by Amille Bottom
photography courtesy of Pexels
Excitement buzzed in the air as ten thrilled and slightly nervous college students gathered together just outside of the GSU at the beginning of spring break. A long day of travel to San Juan, Puerto Rico awaited us, and for most of the group, it would be the first time we had traveled with strangers.
One of my biggest fears before departing for ASB was the prospect of spending a week in a hostel with people I had never met before. This fear dissolved within seconds of arriving at the airport, as friendships were quickly formed over the debate about which snacks would be best for the plane ride ahead.
Upon arrival in Puerto Rico, we explored the hostel (a charming place, painted with scenes of the ocean and jungle), grocery shopped at Walmart (trying out local drinks like Malta was a must) and went over the schedule for the week. Our days would be spent volunteering for Iniciativa Comunitaria, an organization based out of San Juan that is devoted to “advocating for the fundamental rights of communities and its individuals,” as well as promoting “inclusive, transformational, community-oriented public policy geared towards attaining quality of life and a healthy peaceful coexistence, particularly for individuals that suffer social exclusion.”
The first day of service was spent at Punto Fijo; here, we assembled needle packets for drug users in the San Juan area. The work was simple, but we could tell it was greatly appreciated. The man in charge of the center informed us that what we accomplished in an hour would normally have taken him all day to complete on his own. The needle packets are a key part of Iniciativa Comunitaria’s outreach: the clean needles are exchanged for used ones, decreasing the risk of the spread of HIV and Hepatitis C in the community.
We later worked with a local food bank in the area, assembling food care packets for financially burdened families around the city. The day was steamy and warm, but the whirring fans of the warehouse, as well as the laughs we shared with employees of the food bank, kept us cool. We also helped unpack pallets of donations, organizing and stacking them on shelves. Soon enough, the people in need would be delivered food and hygiene products.

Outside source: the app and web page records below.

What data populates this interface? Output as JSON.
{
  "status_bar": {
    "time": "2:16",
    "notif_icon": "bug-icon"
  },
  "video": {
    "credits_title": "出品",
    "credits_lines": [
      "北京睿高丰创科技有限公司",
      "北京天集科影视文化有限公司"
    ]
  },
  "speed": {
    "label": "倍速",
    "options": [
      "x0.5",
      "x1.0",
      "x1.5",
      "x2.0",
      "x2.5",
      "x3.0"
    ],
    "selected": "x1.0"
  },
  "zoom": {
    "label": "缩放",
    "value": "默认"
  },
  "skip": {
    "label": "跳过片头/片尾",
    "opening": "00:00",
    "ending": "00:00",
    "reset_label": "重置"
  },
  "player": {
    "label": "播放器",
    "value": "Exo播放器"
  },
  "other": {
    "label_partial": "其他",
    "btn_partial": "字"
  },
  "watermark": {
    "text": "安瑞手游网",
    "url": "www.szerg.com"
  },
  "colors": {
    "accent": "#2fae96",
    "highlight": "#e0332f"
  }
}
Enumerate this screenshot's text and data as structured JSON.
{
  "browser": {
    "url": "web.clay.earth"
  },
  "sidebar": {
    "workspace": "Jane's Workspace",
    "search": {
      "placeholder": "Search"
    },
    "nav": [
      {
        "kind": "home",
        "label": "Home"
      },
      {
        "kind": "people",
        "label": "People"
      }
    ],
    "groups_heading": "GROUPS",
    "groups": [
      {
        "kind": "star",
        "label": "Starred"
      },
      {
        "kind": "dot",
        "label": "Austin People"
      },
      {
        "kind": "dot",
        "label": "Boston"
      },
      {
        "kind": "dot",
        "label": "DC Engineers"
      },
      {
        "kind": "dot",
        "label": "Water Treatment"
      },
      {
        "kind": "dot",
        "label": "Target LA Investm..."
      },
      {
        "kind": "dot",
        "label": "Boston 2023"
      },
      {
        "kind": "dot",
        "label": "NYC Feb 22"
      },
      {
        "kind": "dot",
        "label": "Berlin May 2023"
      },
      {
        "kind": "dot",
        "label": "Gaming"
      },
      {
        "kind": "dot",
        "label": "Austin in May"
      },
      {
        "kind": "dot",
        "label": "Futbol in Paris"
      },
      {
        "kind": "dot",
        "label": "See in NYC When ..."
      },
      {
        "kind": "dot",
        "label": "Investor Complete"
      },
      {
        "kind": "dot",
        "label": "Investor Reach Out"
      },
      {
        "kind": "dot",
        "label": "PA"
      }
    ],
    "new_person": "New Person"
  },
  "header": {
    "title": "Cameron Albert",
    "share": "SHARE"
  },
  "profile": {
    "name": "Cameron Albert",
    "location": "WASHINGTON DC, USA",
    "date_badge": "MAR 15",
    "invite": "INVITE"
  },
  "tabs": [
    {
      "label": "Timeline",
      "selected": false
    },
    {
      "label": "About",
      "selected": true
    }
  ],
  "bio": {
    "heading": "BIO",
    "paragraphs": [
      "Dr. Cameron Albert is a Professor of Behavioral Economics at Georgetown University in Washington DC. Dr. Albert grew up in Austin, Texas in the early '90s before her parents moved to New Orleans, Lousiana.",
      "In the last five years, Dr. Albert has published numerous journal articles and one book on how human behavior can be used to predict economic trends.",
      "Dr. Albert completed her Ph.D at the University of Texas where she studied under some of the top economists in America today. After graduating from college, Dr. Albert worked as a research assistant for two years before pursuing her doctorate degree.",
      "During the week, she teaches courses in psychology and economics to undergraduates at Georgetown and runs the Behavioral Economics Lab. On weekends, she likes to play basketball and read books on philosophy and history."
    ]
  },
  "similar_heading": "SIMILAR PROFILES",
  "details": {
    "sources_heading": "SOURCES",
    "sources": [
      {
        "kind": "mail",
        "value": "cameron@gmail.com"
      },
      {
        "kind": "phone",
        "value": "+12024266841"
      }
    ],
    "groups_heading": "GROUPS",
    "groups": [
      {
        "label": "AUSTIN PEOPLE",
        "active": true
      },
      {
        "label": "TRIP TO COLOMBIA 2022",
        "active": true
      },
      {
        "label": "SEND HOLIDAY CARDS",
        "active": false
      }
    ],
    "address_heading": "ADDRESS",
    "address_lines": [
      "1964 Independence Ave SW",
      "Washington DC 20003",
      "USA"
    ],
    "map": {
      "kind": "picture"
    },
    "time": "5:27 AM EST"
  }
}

Perhaps the most rewarding moment of service occurred on the last night of the trip. We worked with Operation Compassion, a program “made up of volunteers who deliver food, medical care and prevention kits to the homeless by doing nighttime and weekend street rounds in the Metro area.” This night was extremely impactful and inspirational. We worked from 8 p.m. to 2 a.m., and in the process, we met dozens of homeless and in-need people of San Juan, many of which were veterans. We listened to their stories and met their friends; it was heartwarming to see the families they had created.
One particular group of men had formed a family on the streets. I had the joy of talking to Javier, a man devoted to his pet dog, “Javi.” Javier had been saving stray dogs for years, giving them love and support. It was particularly amazing to see just how kind the men were to Javi: the pet gave them a reason to unite as a group. They created their unit around him. To see the connections the members of Operation Compassion made with the homeless of San Juan was an eye-opening experience, and one I will truly never forget.
While the service was the focal point of the trip, we managed to sneak some fun in as well. We hit the beach, eating freshly churned coconut ice cream after swimming in clear blue waters; we hiked through El Yunque, a national rainforest filled with beautiful waterfalls (after getting lost on the road up the mountain); and we ate local cuisine in Old San Juan, embracing the delightful tastes of “amarillos,” or plantains, and beans and rice.
Overall, my Alternative Service Break was life-changing. It not only allowed me to visit a part of the world I had never ventured to before, but it taught me about the importance of teamwork, compassion, love and an open heart and mind. I will forever be grateful for the experiences I had, the friendships I made and the sights I saw. In the words of Iniciative Comunitaria, “Somos un gran abrazo” (We offer a large embrace).
To learn more about Alternative Service Breaks, visit BU Alternative Service Breaks.